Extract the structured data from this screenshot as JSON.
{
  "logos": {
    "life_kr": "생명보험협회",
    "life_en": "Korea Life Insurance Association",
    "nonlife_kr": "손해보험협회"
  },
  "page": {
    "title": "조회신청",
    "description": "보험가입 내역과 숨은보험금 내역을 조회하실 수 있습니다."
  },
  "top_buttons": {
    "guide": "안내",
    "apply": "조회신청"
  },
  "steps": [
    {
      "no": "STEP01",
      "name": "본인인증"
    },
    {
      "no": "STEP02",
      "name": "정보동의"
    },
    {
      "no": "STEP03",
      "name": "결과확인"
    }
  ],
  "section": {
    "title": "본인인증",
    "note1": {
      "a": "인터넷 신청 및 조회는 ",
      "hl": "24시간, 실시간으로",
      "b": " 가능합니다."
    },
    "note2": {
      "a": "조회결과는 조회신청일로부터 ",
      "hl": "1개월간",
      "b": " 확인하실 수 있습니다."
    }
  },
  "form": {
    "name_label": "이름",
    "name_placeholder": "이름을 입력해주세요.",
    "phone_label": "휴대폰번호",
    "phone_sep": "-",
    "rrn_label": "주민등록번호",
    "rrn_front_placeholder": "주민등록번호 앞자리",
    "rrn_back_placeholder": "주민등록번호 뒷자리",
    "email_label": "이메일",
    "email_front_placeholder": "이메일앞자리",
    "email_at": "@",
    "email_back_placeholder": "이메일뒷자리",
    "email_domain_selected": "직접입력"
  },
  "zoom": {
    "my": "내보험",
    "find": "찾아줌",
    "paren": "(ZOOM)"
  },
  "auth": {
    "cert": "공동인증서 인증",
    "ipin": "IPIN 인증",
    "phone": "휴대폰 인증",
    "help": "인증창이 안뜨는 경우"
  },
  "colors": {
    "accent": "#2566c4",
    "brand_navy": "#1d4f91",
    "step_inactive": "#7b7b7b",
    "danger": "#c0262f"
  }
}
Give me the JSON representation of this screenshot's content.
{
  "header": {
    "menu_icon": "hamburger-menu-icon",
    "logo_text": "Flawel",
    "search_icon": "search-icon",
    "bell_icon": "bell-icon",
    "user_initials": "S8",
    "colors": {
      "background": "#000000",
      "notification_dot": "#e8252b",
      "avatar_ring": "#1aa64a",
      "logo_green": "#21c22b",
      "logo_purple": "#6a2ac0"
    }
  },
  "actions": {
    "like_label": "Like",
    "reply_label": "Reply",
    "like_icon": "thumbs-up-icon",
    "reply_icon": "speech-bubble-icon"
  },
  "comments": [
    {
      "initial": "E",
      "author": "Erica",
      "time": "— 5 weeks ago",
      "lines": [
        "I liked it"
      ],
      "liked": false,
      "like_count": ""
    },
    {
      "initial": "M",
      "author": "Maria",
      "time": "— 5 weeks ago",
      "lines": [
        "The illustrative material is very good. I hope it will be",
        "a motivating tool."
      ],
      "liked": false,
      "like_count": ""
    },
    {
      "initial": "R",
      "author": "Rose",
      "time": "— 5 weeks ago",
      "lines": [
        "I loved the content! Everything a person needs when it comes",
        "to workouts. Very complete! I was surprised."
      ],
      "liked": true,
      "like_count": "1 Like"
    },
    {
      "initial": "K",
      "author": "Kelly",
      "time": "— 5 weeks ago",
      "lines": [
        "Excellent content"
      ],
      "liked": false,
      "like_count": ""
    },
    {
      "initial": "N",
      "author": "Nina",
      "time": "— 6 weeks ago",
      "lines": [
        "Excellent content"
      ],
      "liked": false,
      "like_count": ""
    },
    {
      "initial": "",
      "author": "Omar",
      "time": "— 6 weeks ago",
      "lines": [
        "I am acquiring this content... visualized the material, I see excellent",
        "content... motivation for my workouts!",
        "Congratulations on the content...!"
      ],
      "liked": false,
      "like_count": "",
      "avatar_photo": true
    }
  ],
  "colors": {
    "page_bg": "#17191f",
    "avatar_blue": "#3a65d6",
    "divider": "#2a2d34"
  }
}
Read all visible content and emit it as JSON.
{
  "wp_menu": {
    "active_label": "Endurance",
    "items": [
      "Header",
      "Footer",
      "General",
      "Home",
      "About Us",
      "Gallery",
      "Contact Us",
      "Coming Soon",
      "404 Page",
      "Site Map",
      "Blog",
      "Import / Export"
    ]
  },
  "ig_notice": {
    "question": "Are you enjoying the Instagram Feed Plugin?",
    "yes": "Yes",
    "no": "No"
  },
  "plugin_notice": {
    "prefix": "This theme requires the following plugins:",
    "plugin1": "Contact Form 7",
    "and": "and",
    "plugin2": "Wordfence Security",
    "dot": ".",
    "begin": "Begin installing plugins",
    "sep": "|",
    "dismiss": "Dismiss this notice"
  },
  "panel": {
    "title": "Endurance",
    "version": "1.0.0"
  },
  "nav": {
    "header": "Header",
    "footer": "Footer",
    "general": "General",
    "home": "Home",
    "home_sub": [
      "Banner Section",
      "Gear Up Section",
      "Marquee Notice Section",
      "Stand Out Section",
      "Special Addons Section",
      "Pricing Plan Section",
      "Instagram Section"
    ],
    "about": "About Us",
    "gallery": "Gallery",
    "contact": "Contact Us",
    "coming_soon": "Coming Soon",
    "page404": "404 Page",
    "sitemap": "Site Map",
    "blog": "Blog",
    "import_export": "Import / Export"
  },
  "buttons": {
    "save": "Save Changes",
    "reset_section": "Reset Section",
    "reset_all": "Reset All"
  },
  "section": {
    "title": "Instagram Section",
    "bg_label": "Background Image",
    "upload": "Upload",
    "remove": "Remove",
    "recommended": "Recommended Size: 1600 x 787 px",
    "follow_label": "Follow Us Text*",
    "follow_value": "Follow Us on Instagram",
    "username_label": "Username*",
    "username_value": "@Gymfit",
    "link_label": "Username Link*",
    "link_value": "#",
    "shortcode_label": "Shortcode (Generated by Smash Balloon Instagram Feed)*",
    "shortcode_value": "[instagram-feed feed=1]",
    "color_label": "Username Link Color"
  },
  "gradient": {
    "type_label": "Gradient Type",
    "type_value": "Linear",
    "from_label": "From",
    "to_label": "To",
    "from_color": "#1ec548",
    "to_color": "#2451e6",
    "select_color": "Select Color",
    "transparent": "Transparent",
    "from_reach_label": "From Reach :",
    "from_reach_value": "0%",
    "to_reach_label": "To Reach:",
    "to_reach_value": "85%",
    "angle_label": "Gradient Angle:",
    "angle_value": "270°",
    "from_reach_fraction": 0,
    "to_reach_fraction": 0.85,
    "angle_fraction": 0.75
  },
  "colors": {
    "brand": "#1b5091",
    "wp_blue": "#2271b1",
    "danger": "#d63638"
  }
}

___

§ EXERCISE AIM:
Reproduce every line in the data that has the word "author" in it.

§ RESPONSE AREA:
      "author": "Erica",
      "author": "Maria",
      "author": "Rose",
      "author": "Kelly",
      "author": "Nina",
      "author": "Omar",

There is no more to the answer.